A few decades ago we hardly heard about it. Now it is common and growing in popularity. The national average rate rose from 3% in 1958 to 40% in 2010. Projections suggest 55% in 2025. Finances and mobility favor cremation. If you’re seldom visiting the place where you grew up, visits to the cemetery seem unlikely.
Consider why you might want to pay for the burial:
The example of Christ. “…that Christ died for our sins in accordance with the scripture, that he was buried, that he was raised on the third day” (I Corinthians 15:3,4). The message of the gospel includes the burial of Christ. Paul writes that “we were buried therefore with him by baptism into death” (Romans 6:4). We not only identify with Christ in His death; we identify with Him in His burial. Baptism, not cremation, is a picture of burial. That reality must have impacted the early church to favor burial over the pagan practice of cremation, and it has persisted through history until the last two decades. Burial for a New Testament believer was a theological statement, not just a mode of dealing with the dead. And it found its way into the major creeds of the Church. Every immersion of a new believer rehearses the death, burial, and resurrection of Christ, into which the baptized one participates.

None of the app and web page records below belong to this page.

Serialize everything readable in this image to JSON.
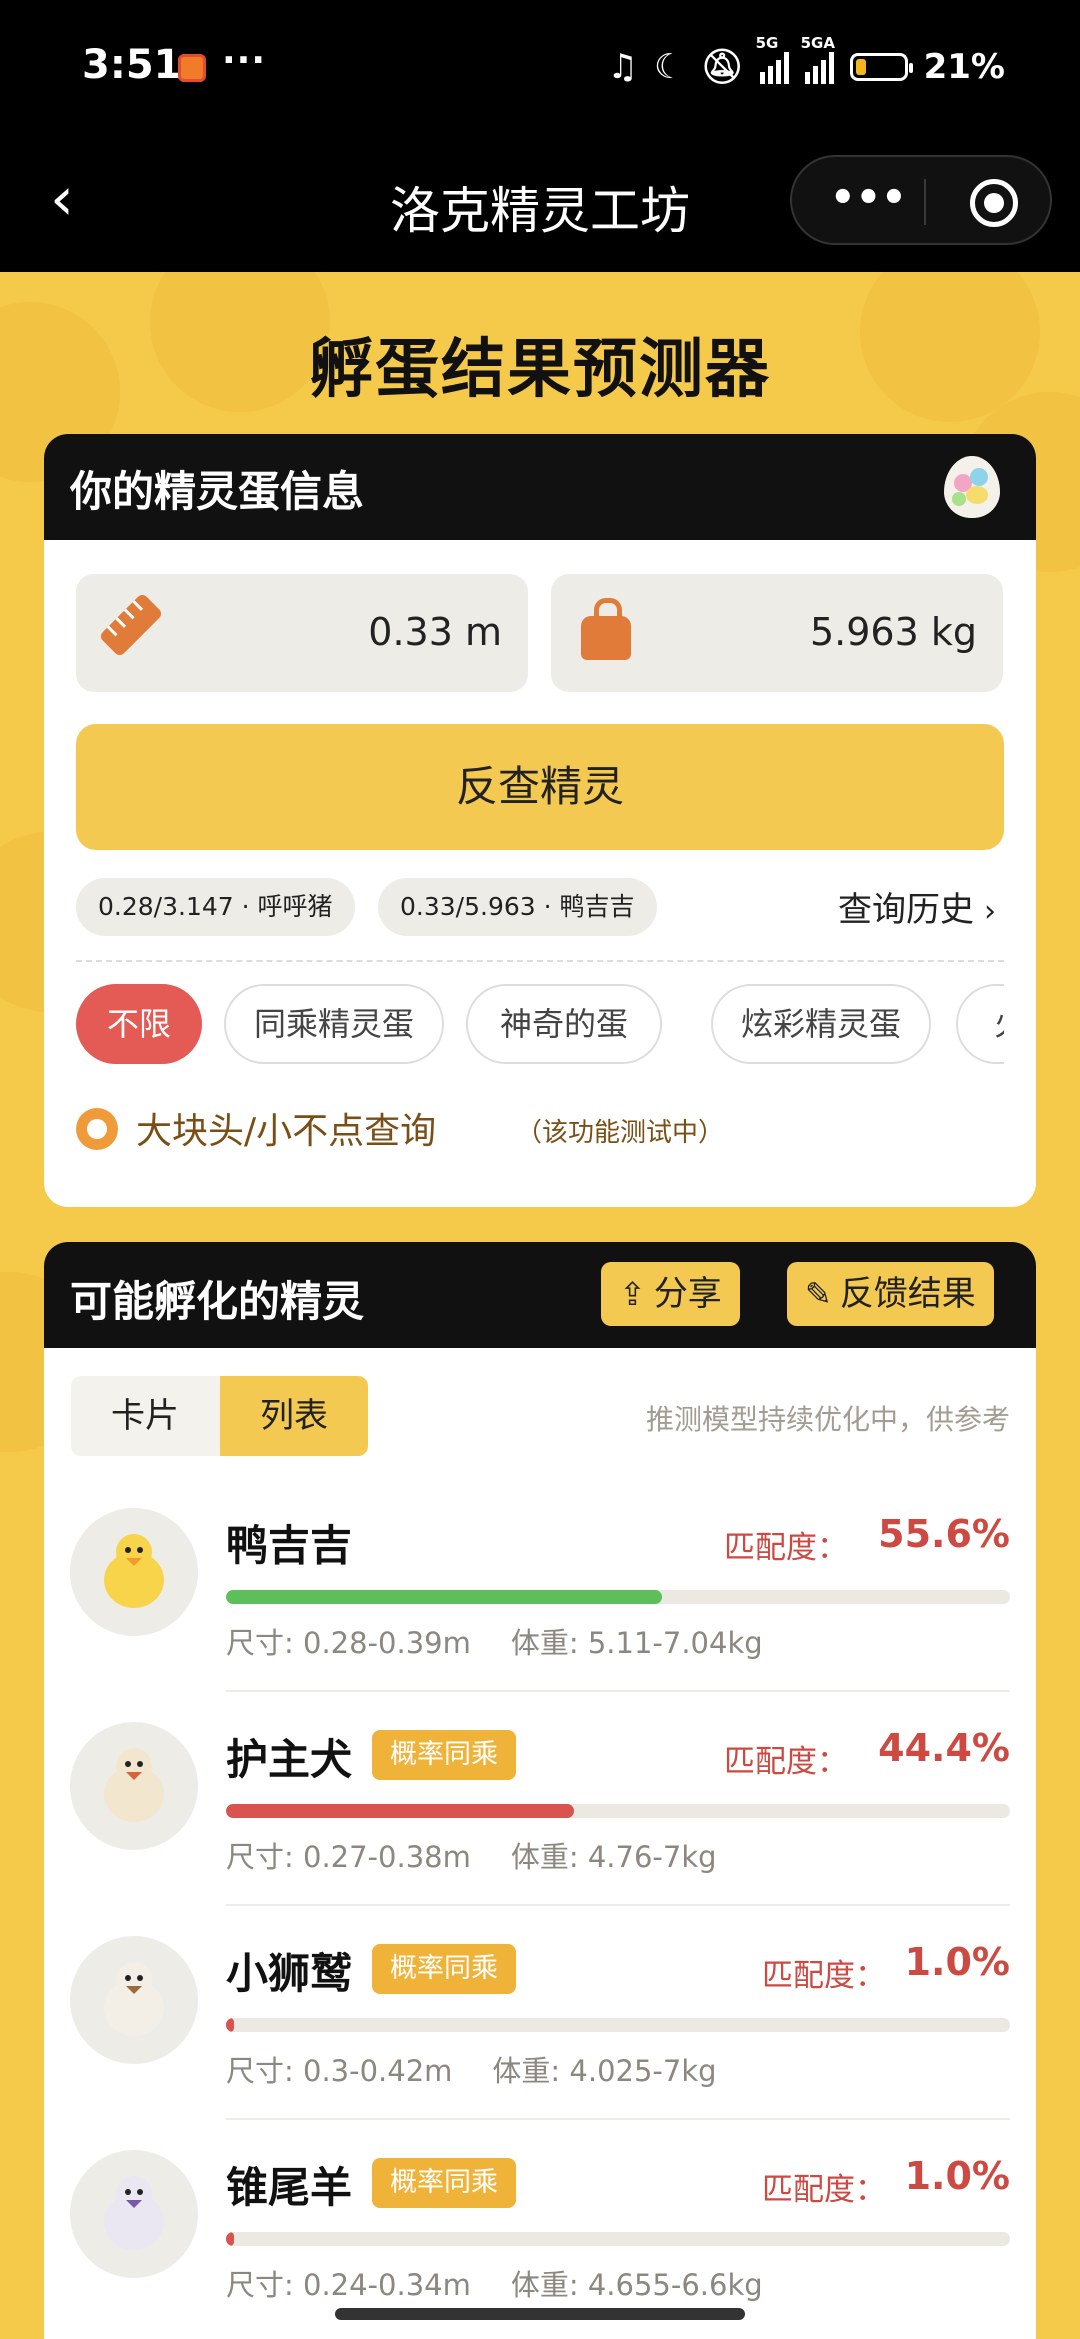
{
  "status_bar": {
    "time": "3:51",
    "dots": "···",
    "battery": "21%",
    "net1": "5G",
    "net2": "5GA"
  },
  "nav": {
    "back": "‹",
    "title": "洛克精灵工坊",
    "more": "•••"
  },
  "page_title": "孵蛋结果预测器",
  "egg_card": {
    "title": "你的精灵蛋信息",
    "height_value": "0.33  m",
    "weight_value": "5.963  kg",
    "query_button": "反查精灵",
    "history": [
      {
        "label": "0.28/3.147 · 呼呼猪"
      },
      {
        "label": "0.33/5.963 · 鸭吉吉"
      }
    ],
    "history_link": "查询历史",
    "history_chevron": "›",
    "filters": [
      {
        "label": "不限",
        "active": true
      },
      {
        "label": "同乘精灵蛋",
        "active": false
      },
      {
        "label": "神奇的蛋",
        "active": false
      },
      {
        "label": "炫彩精灵蛋",
        "active": false
      },
      {
        "label": "火焰",
        "active": false
      }
    ],
    "option_label": "大块头/小不点查询",
    "option_note": "（该功能测试中）"
  },
  "result_card": {
    "title": "可能孵化的精灵",
    "share_button": "分享",
    "feedback_button": "反馈结果",
    "view_tabs": [
      {
        "label": "卡片"
      },
      {
        "label": "列表"
      }
    ],
    "active_view": "列表",
    "note": "推测模型持续优化中，供参考",
    "match_label": "匹配度：",
    "items": [
      {
        "name": "鸭吉吉",
        "tag": "",
        "match": "55.6%",
        "match_fraction": 0.556,
        "bar_color": "#5cbf5a",
        "size": "尺寸: 0.28-0.39m",
        "weight": "体重: 5.11-7.04kg"
      },
      {
        "name": "护主犬",
        "tag": "概率同乘",
        "match": "44.4%",
        "match_fraction": 0.444,
        "bar_color": "#d9534f",
        "size": "尺寸: 0.27-0.38m",
        "weight": "体重: 4.76-7kg"
      },
      {
        "name": "小狮鹫",
        "tag": "概率同乘",
        "match": "1.0%",
        "match_fraction": 0.01,
        "bar_color": "#d9534f",
        "size": "尺寸: 0.3-0.42m",
        "weight": "体重: 4.025-7kg"
      },
      {
        "name": "锥尾羊",
        "tag": "概率同乘",
        "match": "1.0%",
        "match_fraction": 0.01,
        "bar_color": "#d9534f",
        "size": "尺寸: 0.24-0.34m",
        "weight": "体重: 4.655-6.6kg"
      }
    ]
  },
  "colors": {
    "accent_yellow": "#f3c951",
    "header_black": "#111111",
    "match_red": "#cc4a42",
    "filter_active": "#e45a54"
  }
}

Bible analogies. Burying is like planting. “What is sown is perishable, what is raised is imperishable” (I Cor. 15:42). Burying is also like sleeping (I Cor. 15:18, 20). Eyes will be opened again when the Bridegroom returns to wake up those who sleep. The picture of burning a body in the Scriptures is not a positive one, either in time or eternity.
The theology of the body. Christians honor the body as the creation of God and the temple of the Holy Spirit. That the Word became flesh forever gives value to our bodies. This is not the theology of major religions of the world, that typically honor the spirit over the body, that seek release from the limitations that the body imposes upon the spirit. Burning bodies in the Old Testament was reserved for idols, criminals, and enemies. Joseph had his brothers take an oath that they would carry his bones back to the homeland. It was such a big deal that Moses referenced it (Ex. 13), then the book of Joshua as well (24:32) when they made it to the land–with the bones! David commended the people of Jabesh Gilead for burying Saul’s bones (see also Amos 2:1). The early church would not have considered cremation an honoring of the body that Christ died to redeem. They saw it practiced by the pagan religions and considered it a devaluation of the body.
Most of the religions of the world, including Hinduism, Buddhism, atheism, and neopaganism encourage cremation. Many Buddhists choose cremation because the Buddha was cremated, but burial is also permissible. Reincarnation is the basis for Hinduism’s association with cremation, which encourages the soul to leave the body and move toward emancipation.
I have never heard a teaching on burial over cremation. It has not been an issue. Now it is. I suspect that the apostles would have had a stronger outlook regarding burial as over against cremation than most Christians do today. That concerns me. I am not ready to be dogmatic, but I hope that convenience or budget are not the only considerations being taken. “Whatever is not of faith is sin.” I have more faith for burying than burning. What about you?